The International Federation of Red Cross and Red Crescent Societies (IFRC) are set to conduct disaster response training for North Koreans living in flood-affected areas, in an effort to reduce disaster risk by developing local capacity and raise public awareness as the country’s rainy season begins.
In an “Emergency appeal operations update” on flooding in the DPRK’s North Hamgyong Province, the IFRC said last week that exercises have been staged to prepare for potential flooding during the upcoming rainy season.
“Participatory Approach for Safe Shelter and Settlement Awareness (PASSA) training is planned in August 2017 targeting 500 community participants,” the IRFC said in the report.
In a separate report on the PASSA, the aim of the training is reported to be to “develop local capacity to reduce shelter related risk by raising awareness and developing skills.”

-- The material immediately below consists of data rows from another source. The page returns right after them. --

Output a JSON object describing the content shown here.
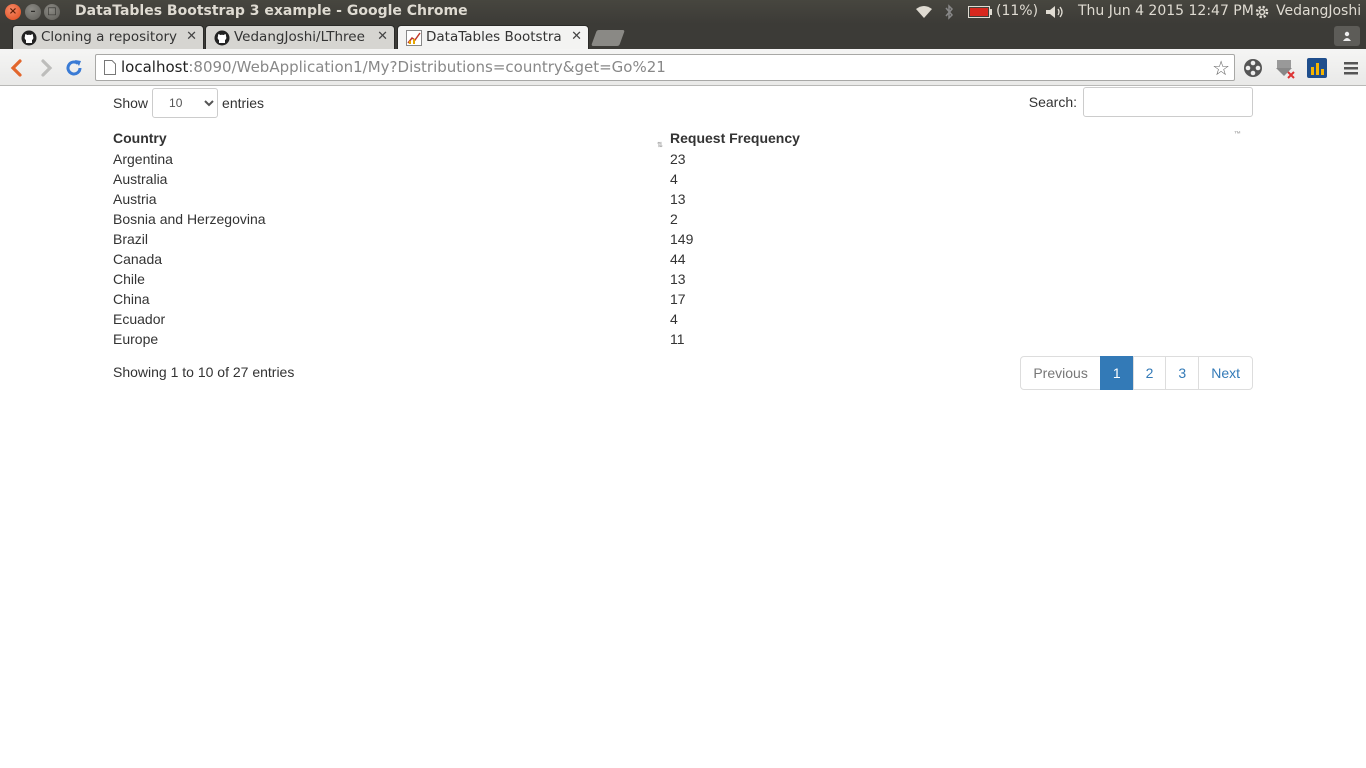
{
  "window": {
    "title": "DataTables Bootstrap 3 example - Google Chrome",
    "indicators": {
      "battery": "(11%)",
      "datetime": "Thu Jun  4 2015 12:47 PM",
      "user": "VedangJoshi"
    }
  },
  "tabs": [
    {
      "label": "Cloning a repository",
      "icon": "github-icon"
    },
    {
      "label": "VedangJoshi/LThree",
      "icon": "github-icon"
    },
    {
      "label": "DataTables Bootstra",
      "icon": "chart-icon"
    }
  ],
  "address_bar": {
    "host": "localhost",
    "path": ":8090/WebApplication1/My?Distributions=country&get=Go%21"
  },
  "datatable": {
    "length_label_before": "Show",
    "length_value": "10",
    "length_label_after": "entries",
    "search_label": "Search:",
    "search_value": "",
    "columns": [
      "Country",
      "Request Frequency"
    ],
    "rows": [
      [
        "Argentina",
        "23"
      ],
      [
        "Australia",
        "4"
      ],
      [
        "Austria",
        "13"
      ],
      [
        "Bosnia and Herzegovina",
        "2"
      ],
      [
        "Brazil",
        "149"
      ],
      [
        "Canada",
        "44"
      ],
      [
        "Chile",
        "13"
      ],
      [
        "China",
        "17"
      ],
      [
        "Ecuador",
        "4"
      ],
      [
        "Europe",
        "11"
      ]
    ],
    "info": "Showing 1 to 10 of 27 entries",
    "pagination": {
      "previous": "Previous",
      "pages": [
        "1",
        "2",
        "3"
      ],
      "current": "1",
      "next": "Next"
    },
    "accent_color": "#337ab7"
  }
}
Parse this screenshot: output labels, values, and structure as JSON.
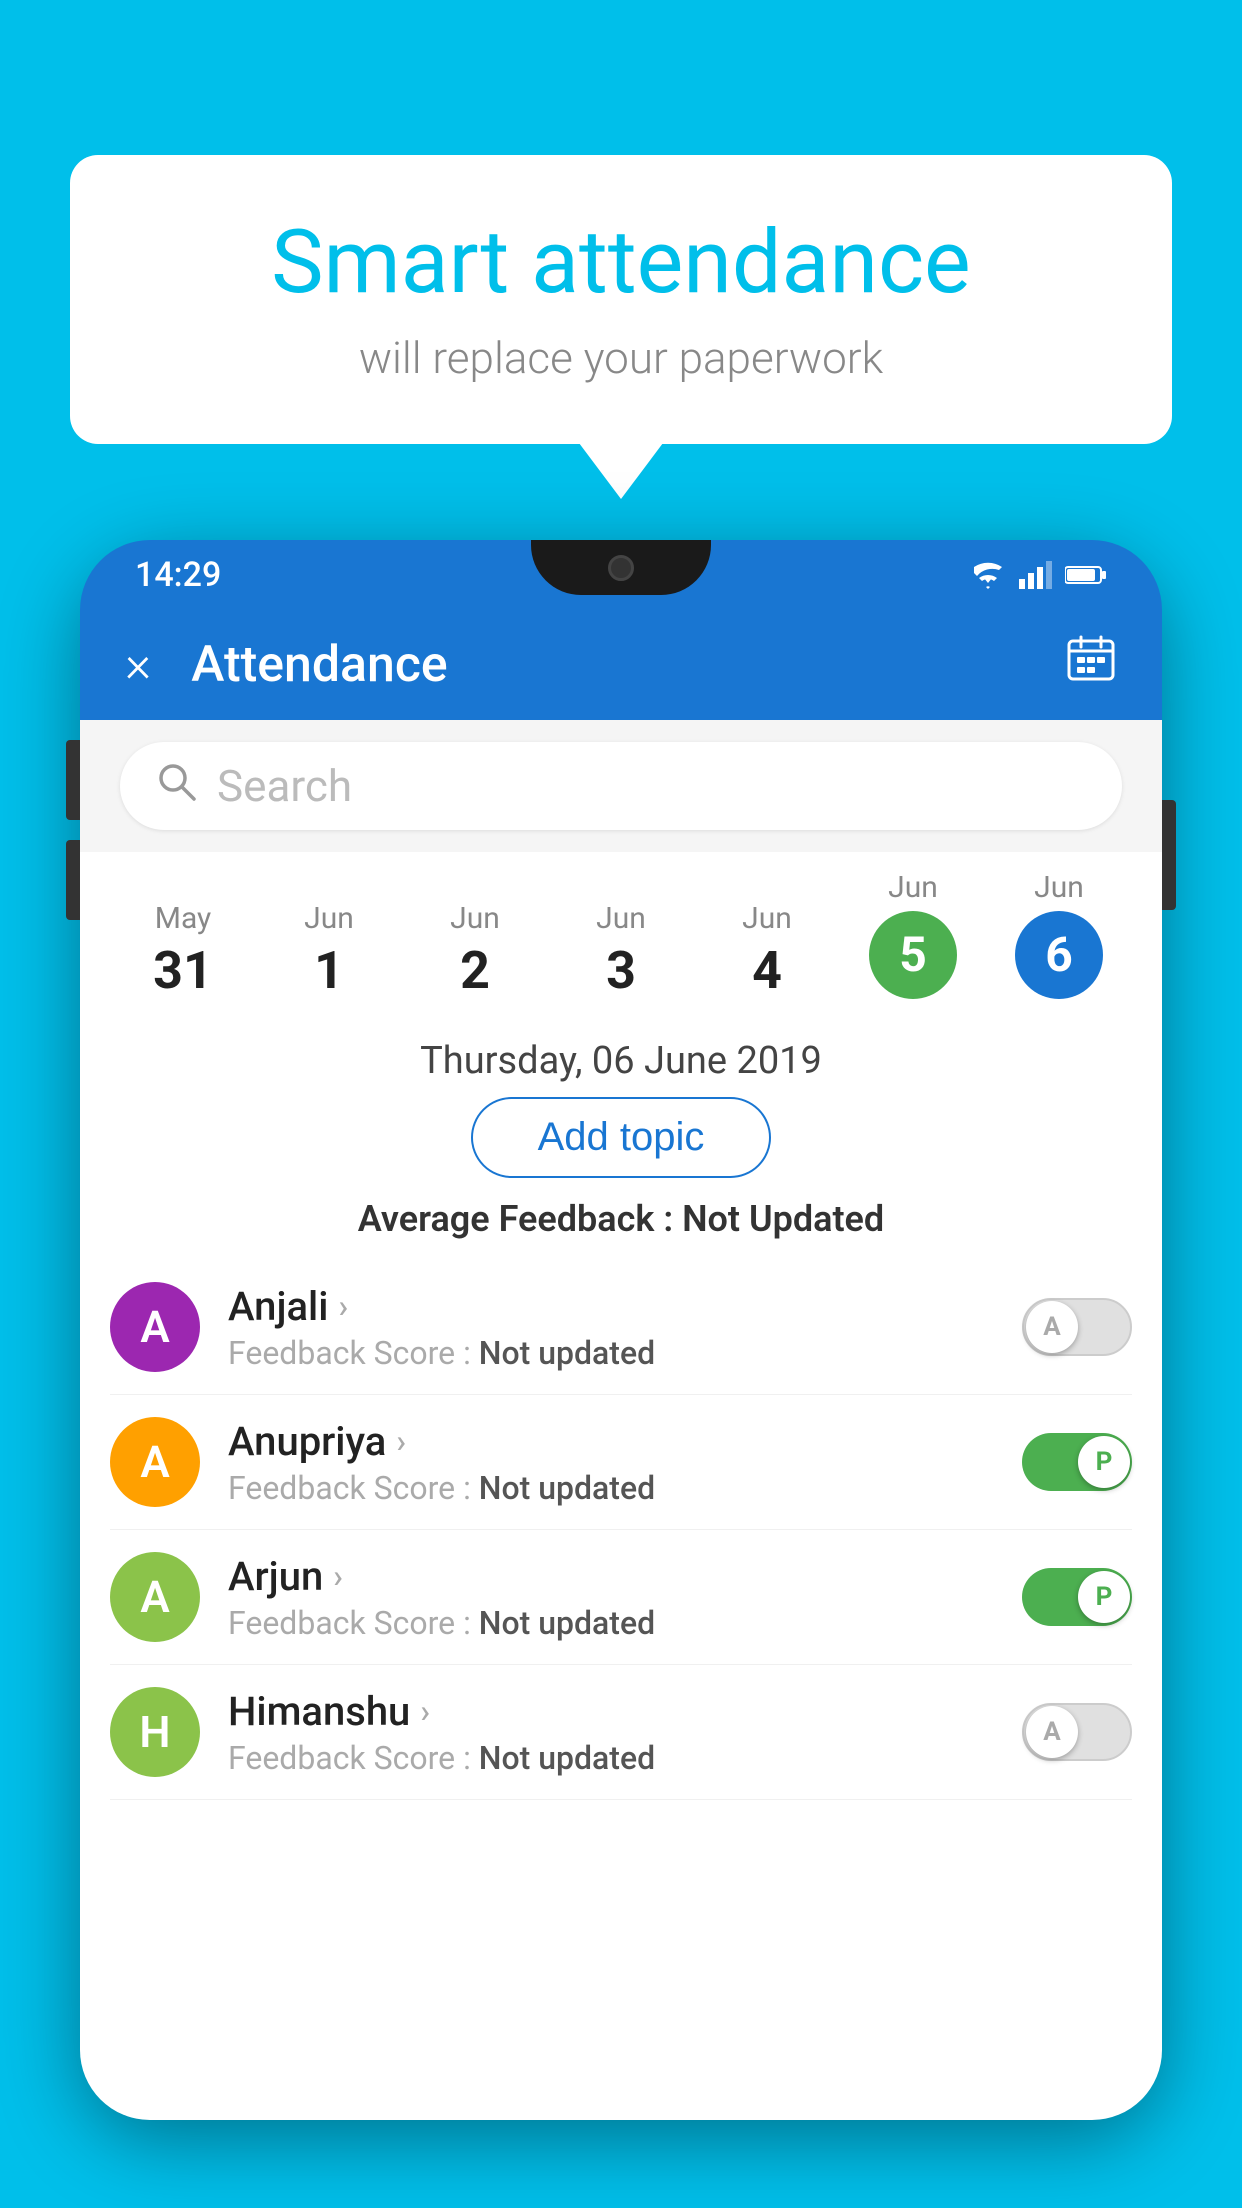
{
  "background_color": "#00BFEA",
  "speech_bubble": {
    "title": "Smart attendance",
    "subtitle": "will replace your paperwork"
  },
  "status_bar": {
    "time": "14:29",
    "icons": [
      "wifi",
      "signal",
      "battery"
    ]
  },
  "app_header": {
    "title": "Attendance",
    "close_label": "×",
    "calendar_icon": "📅"
  },
  "search": {
    "placeholder": "Search"
  },
  "dates": [
    {
      "month": "May",
      "day": "31",
      "style": "normal"
    },
    {
      "month": "Jun",
      "day": "1",
      "style": "normal"
    },
    {
      "month": "Jun",
      "day": "2",
      "style": "normal"
    },
    {
      "month": "Jun",
      "day": "3",
      "style": "normal"
    },
    {
      "month": "Jun",
      "day": "4",
      "style": "normal"
    },
    {
      "month": "Jun",
      "day": "5",
      "style": "green"
    },
    {
      "month": "Jun",
      "day": "6",
      "style": "blue"
    }
  ],
  "selected_date": "Thursday, 06 June 2019",
  "add_topic_label": "Add topic",
  "average_feedback_label": "Average Feedback :",
  "average_feedback_value": "Not Updated",
  "students": [
    {
      "name": "Anjali",
      "initial": "A",
      "avatar_color": "#9C27B0",
      "feedback_label": "Feedback Score :",
      "feedback_value": "Not updated",
      "toggle": "off",
      "toggle_letter": "A"
    },
    {
      "name": "Anupriya",
      "initial": "A",
      "avatar_color": "#FFA000",
      "feedback_label": "Feedback Score :",
      "feedback_value": "Not updated",
      "toggle": "on",
      "toggle_letter": "P"
    },
    {
      "name": "Arjun",
      "initial": "A",
      "avatar_color": "#8BC34A",
      "feedback_label": "Feedback Score :",
      "feedback_value": "Not updated",
      "toggle": "on",
      "toggle_letter": "P"
    },
    {
      "name": "Himanshu",
      "initial": "H",
      "avatar_color": "#8BC34A",
      "feedback_label": "Feedback Score :",
      "feedback_value": "Not updated",
      "toggle": "off",
      "toggle_letter": "A"
    }
  ]
}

Participants will go through eight different exercises such as “identifying hazards and vulnerabilities that create risk related to shelter,” “recognize and analyze causes of shelter vulnerability,” and “make a plan to put those shelter safety strategies into place, based on local capacities.”
The IFRC also said that the organization would train locals to “improve the capacities in North Hamgyong to respond to future disaster.”
North Korean state media reported last week that the government was calling on citizens to work to prevent damage to crops from the floods that are expected to hit the country this month.
IFRC also reported that, as of the end of June, its operations are running low on funds, saying it had raised only 62 percent of its CHF7.4 million objective.
“Due to funding constraint, no funds have been allocated for mitigation measures,” the agency said, adding that no progress rate had been made on “conducting disaster risk reduction mapping exercises and installing identified disaster mitigation structures in the affected communities.”
The IFRC also said it had made no progress in purchasing and distributing “coal for cooking and heating”, due to the low funds, and that a lack of resources was causing delays in procuring and installing solar heating systems in 18 North Hamgyong Province hospitals and clinics which have been deemed to be at a high-risk from flooding.
The IFRC has trained local residents and Red Cross staff in Hoeryong city, as well as Yonsa and Musan County on the China – DPRK border – areas which were hardest hit by last year’s flooding.
Flooding caused by Typhoon Lionrock in late August and early September last year was described by state media as the “biggest cataclysm” to have hit the country since 1945.
According to a UN report in May this year, the floods caused extensive damage and impacted an estimated 600,000 people.
Edited by Oliver Hotham
Featured Image: UNICEF DPRK
Join the influential community of members who rely on NK News original news and in-depth reporting.
Subscribe to read the remaining 448 words of this article.